“Now that second whistle had obviously been paired with a strong correction in training and the net result was that got the cast.”
I think that your use of “obviously” implies that you believe the whistles were paired with strong corrections. Since I have seen the same reactions in non- collar trained or low nick trained dogs, I was suggesting that we couldn’t assume that strong corrections occurred in training. Now you are assuming that because some dogs vocalized after the whistle, it is further evidence of a strong correction in training. Did you ever train with any of those "Red Devil" Goldens in the past? Some of them vocalized on the sit whistle after the smallest and eevn rare correction!" I'm not saying it was happenstance either -I just can't assume I understand what happened in training by watching a dog at a trial.
However, let’s “ass-u-me?” you are correct. Then, using the whistle to help make the dog think about a strong correction is called a “conditioned aversive stimulus”. If you always use the whistle to associate with pain then you could argue it was a conditioned reinforcer which is also sometimes called a secondary reinforcer. Certainly if you "burn first and then blow the whistle" this could be the case! So if you want to label whistles as secondary reinforcers, it could be.- I won’t argue with anyone if that is how they use the whistle. I personally try to use the “sit” whistle primarily more as a communicating device to say, “sit down and let’s talk”. I hope my dogs don’t think they will get burned everytime they hear the whistle!
When we start to fiddle around with repeating stimuli such as whistles and nicks, we move into a whole branch of behavioural science that has to do with reinforcement schedules- ratio schedules, fixed intervals, variable intervals and more!. Frankly I don’t want to go there.
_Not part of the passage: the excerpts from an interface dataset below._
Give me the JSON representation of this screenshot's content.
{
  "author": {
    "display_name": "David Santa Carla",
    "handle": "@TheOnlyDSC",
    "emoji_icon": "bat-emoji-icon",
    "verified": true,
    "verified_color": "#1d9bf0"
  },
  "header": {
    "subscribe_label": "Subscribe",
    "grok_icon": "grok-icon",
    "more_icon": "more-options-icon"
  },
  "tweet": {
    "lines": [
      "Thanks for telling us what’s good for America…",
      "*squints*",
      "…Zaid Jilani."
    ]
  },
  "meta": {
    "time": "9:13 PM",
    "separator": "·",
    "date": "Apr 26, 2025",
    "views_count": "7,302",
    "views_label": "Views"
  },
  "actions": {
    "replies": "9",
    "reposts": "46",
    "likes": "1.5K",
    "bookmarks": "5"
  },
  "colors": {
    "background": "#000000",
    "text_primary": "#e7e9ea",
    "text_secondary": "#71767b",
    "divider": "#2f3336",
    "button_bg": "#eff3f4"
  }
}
You’re all welcome to look it all up. While we change our reinforcement schedules all the time, I haven’t found that studying and labelling all the schedules and being rigorous about them has helped my training that much.